PROBLEM: Write out the data again in full, keeping every character the same.

THE RECORDS:
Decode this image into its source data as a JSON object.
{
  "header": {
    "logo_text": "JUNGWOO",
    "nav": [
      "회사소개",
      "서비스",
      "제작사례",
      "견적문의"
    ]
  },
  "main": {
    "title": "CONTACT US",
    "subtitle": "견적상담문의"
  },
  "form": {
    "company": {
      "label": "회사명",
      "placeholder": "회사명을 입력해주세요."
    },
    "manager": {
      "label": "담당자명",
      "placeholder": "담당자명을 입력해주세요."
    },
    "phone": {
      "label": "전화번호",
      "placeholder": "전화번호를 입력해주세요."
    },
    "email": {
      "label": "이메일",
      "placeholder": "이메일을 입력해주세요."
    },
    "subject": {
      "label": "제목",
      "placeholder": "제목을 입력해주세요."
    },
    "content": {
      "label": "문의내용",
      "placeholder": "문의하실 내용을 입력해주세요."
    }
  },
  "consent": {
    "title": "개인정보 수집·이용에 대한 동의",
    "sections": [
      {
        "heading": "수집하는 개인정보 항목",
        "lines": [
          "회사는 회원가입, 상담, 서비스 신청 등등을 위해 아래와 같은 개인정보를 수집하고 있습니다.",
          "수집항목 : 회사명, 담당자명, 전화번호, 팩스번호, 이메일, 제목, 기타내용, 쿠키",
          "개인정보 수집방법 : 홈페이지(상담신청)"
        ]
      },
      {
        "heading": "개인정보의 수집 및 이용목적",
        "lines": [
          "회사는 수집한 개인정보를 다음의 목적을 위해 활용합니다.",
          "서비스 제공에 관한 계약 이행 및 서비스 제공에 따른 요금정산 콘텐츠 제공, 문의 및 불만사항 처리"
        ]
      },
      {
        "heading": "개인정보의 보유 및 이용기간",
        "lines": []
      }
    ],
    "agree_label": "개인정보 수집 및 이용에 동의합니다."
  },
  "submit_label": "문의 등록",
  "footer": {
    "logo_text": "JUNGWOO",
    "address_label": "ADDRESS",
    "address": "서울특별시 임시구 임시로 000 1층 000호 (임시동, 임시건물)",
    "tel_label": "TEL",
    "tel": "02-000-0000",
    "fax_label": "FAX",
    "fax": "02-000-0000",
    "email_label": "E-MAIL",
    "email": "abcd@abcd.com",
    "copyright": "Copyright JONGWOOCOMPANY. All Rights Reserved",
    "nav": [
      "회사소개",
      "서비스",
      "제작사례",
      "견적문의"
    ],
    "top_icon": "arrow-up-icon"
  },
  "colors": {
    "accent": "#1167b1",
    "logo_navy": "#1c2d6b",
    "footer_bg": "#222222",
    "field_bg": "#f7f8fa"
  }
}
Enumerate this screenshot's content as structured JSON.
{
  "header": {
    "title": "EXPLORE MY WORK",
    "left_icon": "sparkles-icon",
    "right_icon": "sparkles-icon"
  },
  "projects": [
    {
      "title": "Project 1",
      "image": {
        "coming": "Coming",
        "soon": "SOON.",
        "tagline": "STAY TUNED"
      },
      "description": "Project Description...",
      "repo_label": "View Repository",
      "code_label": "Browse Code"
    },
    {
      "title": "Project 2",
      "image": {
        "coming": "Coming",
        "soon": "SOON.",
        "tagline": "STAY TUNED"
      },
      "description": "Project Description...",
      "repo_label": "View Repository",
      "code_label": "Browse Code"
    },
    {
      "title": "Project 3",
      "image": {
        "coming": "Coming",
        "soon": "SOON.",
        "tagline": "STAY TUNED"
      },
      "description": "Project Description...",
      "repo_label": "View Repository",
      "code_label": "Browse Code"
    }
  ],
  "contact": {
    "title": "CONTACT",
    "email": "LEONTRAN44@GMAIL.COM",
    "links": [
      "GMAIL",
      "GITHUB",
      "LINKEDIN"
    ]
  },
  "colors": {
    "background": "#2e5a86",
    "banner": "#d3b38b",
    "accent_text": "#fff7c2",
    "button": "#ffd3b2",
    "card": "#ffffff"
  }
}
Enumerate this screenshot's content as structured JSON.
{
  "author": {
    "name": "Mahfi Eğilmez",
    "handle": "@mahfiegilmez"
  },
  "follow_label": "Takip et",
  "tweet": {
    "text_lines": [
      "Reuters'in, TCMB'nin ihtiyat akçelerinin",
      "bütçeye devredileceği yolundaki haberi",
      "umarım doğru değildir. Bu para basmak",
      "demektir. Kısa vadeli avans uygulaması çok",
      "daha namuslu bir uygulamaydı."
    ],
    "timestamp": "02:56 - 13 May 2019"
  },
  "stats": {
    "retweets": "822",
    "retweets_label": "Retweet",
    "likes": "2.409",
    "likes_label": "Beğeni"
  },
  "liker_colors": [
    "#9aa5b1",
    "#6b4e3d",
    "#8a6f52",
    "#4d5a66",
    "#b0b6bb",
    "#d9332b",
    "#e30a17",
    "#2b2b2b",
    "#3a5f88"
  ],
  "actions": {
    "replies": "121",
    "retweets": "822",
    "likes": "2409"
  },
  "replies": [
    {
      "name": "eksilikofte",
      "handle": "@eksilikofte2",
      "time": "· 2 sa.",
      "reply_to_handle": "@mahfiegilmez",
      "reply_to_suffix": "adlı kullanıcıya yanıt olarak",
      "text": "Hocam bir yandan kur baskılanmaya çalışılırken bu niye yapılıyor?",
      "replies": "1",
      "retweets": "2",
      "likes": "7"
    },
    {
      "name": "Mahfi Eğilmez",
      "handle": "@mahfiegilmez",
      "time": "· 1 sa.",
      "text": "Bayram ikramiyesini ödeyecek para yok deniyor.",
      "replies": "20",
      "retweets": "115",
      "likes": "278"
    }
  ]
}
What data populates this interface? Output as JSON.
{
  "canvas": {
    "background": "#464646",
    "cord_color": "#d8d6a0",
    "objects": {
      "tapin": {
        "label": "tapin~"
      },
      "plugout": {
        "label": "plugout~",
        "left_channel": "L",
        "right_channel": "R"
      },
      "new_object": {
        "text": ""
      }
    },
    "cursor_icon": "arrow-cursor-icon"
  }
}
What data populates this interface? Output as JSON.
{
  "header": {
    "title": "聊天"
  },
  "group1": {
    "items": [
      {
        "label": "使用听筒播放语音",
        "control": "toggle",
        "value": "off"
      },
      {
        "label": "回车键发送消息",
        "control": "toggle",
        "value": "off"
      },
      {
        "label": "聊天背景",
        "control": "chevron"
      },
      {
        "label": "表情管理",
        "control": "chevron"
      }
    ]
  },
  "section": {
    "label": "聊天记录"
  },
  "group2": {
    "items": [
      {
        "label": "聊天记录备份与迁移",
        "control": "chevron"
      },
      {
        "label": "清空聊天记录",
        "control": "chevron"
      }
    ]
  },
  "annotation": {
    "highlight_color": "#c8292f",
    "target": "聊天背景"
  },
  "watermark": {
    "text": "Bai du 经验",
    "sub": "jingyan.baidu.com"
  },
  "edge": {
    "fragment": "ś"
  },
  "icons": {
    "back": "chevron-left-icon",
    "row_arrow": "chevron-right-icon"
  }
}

ANSWER BOX:
Decode this image into its source data as a JSON object.
{
  "header": {
    "logo_text": "JUNGWOO",
    "nav": [
      "회사소개",
      "서비스",
      "제작사례",
      "견적문의"
    ]
  },
  "main": {
    "title": "CONTACT US",
    "subtitle": "견적상담문의"
  },
  "form": {
    "company": {
      "label": "회사명",
      "placeholder": "회사명을 입력해주세요."
    },
    "manager": {
      "label": "담당자명",
      "placeholder": "담당자명을 입력해주세요."
    },
    "phone": {
      "label": "전화번호",
      "placeholder": "전화번호를 입력해주세요."
    },
    "email": {
      "label": "이메일",
      "placeholder": "이메일을 입력해주세요."
    },
    "subject": {
      "label": "제목",
      "placeholder": "제목을 입력해주세요."
    },
    "content": {
      "label": "문의내용",
      "placeholder": "문의하실 내용을 입력해주세요."
    }
  },
  "consent": {
    "title": "개인정보 수집·이용에 대한 동의",
    "sections": [
      {
        "heading": "수집하는 개인정보 항목",
        "lines": [
          "회사는 회원가입, 상담, 서비스 신청 등등을 위해 아래와 같은 개인정보를 수집하고 있습니다.",
          "수집항목 : 회사명, 담당자명, 전화번호, 팩스번호, 이메일, 제목, 기타내용, 쿠키",
          "개인정보 수집방법 : 홈페이지(상담신청)"
        ]
      },
      {
        "heading": "개인정보의 수집 및 이용목적",
        "lines": [
          "회사는 수집한 개인정보를 다음의 목적을 위해 활용합니다.",
          "서비스 제공에 관한 계약 이행 및 서비스 제공에 따른 요금정산 콘텐츠 제공, 문의 및 불만사항 처리"
        ]
      },
      {
        "heading": "개인정보의 보유 및 이용기간",
        "lines": []
      }
    ],
    "agree_label": "개인정보 수집 및 이용에 동의합니다."
  },
  "submit_label": "문의 등록",
  "footer": {
    "logo_text": "JUNGWOO",
    "address_label": "ADDRESS",
    "address": "서울특별시 임시구 임시로 000 1층 000호 (임시동, 임시건물)",
    "tel_label": "TEL",
    "tel": "02-000-0000",
    "fax_label": "FAX",
    "fax": "02-000-0000",
    "email_label": "E-MAIL",
    "email": "abcd@abcd.com",
    "copyright": "Copyright JONGWOOCOMPANY. All Rights Reserved",
    "nav": [
      "회사소개",
      "서비스",
      "제작사례",
      "견적문의"
    ],
    "top_icon": "arrow-up-icon"
  },
  "colors": {
    "accent": "#1167b1",
    "logo_navy": "#1c2d6b",
    "footer_bg": "#222222",
    "field_bg": "#f7f8fa"
  }
}
Enumerate this screenshot's content as structured JSON.
{
  "header": {
    "title": "EXPLORE MY WORK",
    "left_icon": "sparkles-icon",
    "right_icon": "sparkles-icon"
  },
  "projects": [
    {
      "title": "Project 1",
      "image": {
        "coming": "Coming",
        "soon": "SOON.",
        "tagline": "STAY TUNED"
      },
      "description": "Project Description...",
      "repo_label": "View Repository",
      "code_label": "Browse Code"
    },
    {
      "title": "Project 2",
      "image": {
        "coming": "Coming",
        "soon": "SOON.",
        "tagline": "STAY TUNED"
      },
      "description": "Project Description...",
      "repo_label": "View Repository",
      "code_label": "Browse Code"
    },
    {
      "title": "Project 3",
      "image": {
        "coming": "Coming",
        "soon": "SOON.",
        "tagline": "STAY TUNED"
      },
      "description": "Project Description...",
      "repo_label": "View Repository",
      "code_label": "Browse Code"
    }
  ],
  "contact": {
    "title": "CONTACT",
    "email": "LEONTRAN44@GMAIL.COM",
    "links": [
      "GMAIL",
      "GITHUB",
      "LINKEDIN"
    ]
  },
  "colors": {
    "background": "#2e5a86",
    "banner": "#d3b38b",
    "accent_text": "#fff7c2",
    "button": "#ffd3b2",
    "card": "#ffffff"
  }
}
Enumerate this screenshot's content as structured JSON.
{
  "author": {
    "name": "Mahfi Eğilmez",
    "handle": "@mahfiegilmez"
  },
  "follow_label": "Takip et",
  "tweet": {
    "text_lines": [
      "Reuters'in, TCMB'nin ihtiyat akçelerinin",
      "bütçeye devredileceği yolundaki haberi",
      "umarım doğru değildir. Bu para basmak",
      "demektir. Kısa vadeli avans uygulaması çok",
      "daha namuslu bir uygulamaydı."
    ],
    "timestamp": "02:56 - 13 May 2019"
  },
  "stats": {
    "retweets": "822",
    "retweets_label": "Retweet",
    "likes": "2.409",
    "likes_label": "Beğeni"
  },
  "liker_colors": [
    "#9aa5b1",
    "#6b4e3d",
    "#8a6f52",
    "#4d5a66",
    "#b0b6bb",
    "#d9332b",
    "#e30a17",
    "#2b2b2b",
    "#3a5f88"
  ],
  "actions": {
    "replies": "121",
    "retweets": "822",
    "likes": "2409"
  },
  "replies": [
    {
      "name": "eksilikofte",
      "handle": "@eksilikofte2",
      "time": "· 2 sa.",
      "reply_to_handle": "@mahfiegilmez",
      "reply_to_suffix": "adlı kullanıcıya yanıt olarak",
      "text": "Hocam bir yandan kur baskılanmaya çalışılırken bu niye yapılıyor?",
      "replies": "1",
      "retweets": "2",
      "likes": "7"
    },
    {
      "name": "Mahfi Eğilmez",
      "handle": "@mahfiegilmez",
      "time": "· 1 sa.",
      "text": "Bayram ikramiyesini ödeyecek para yok deniyor.",
      "replies": "20",
      "retweets": "115",
      "likes": "278"
    }
  ]
}
What data populates this interface? Output as JSON.
{
  "canvas": {
    "background": "#464646",
    "cord_color": "#d8d6a0",
    "objects": {
      "tapin": {
        "label": "tapin~"
      },
      "plugout": {
        "label": "plugout~",
        "left_channel": "L",
        "right_channel": "R"
      },
      "new_object": {
        "text": ""
      }
    },
    "cursor_icon": "arrow-cursor-icon"
  }
}
What data populates this interface? Output as JSON.
{
  "header": {
    "title": "聊天"
  },
  "group1": {
    "items": [
      {
        "label": "使用听筒播放语音",
        "control": "toggle",
        "value": "off"
      },
      {
        "label": "回车键发送消息",
        "control": "toggle",
        "value": "off"
      },
      {
        "label": "聊天背景",
        "control": "chevron"
      },
      {
        "label": "表情管理",
        "control": "chevron"
      }
    ]
  },
  "section": {
    "label": "聊天记录"
  },
  "group2": {
    "items": [
      {
        "label": "聊天记录备份与迁移",
        "control": "chevron"
      },
      {
        "label": "清空聊天记录",
        "control": "chevron"
      }
    ]
  },
  "annotation": {
    "highlight_color": "#c8292f",
    "target": "聊天背景"
  },
  "watermark": {
    "text": "Bai du 经验",
    "sub": "jingyan.baidu.com"
  },
  "edge": {
    "fragment": "ś"
  },
  "icons": {
    "back": "chevron-left-icon",
    "row_arrow": "chevron-right-icon"
  }
}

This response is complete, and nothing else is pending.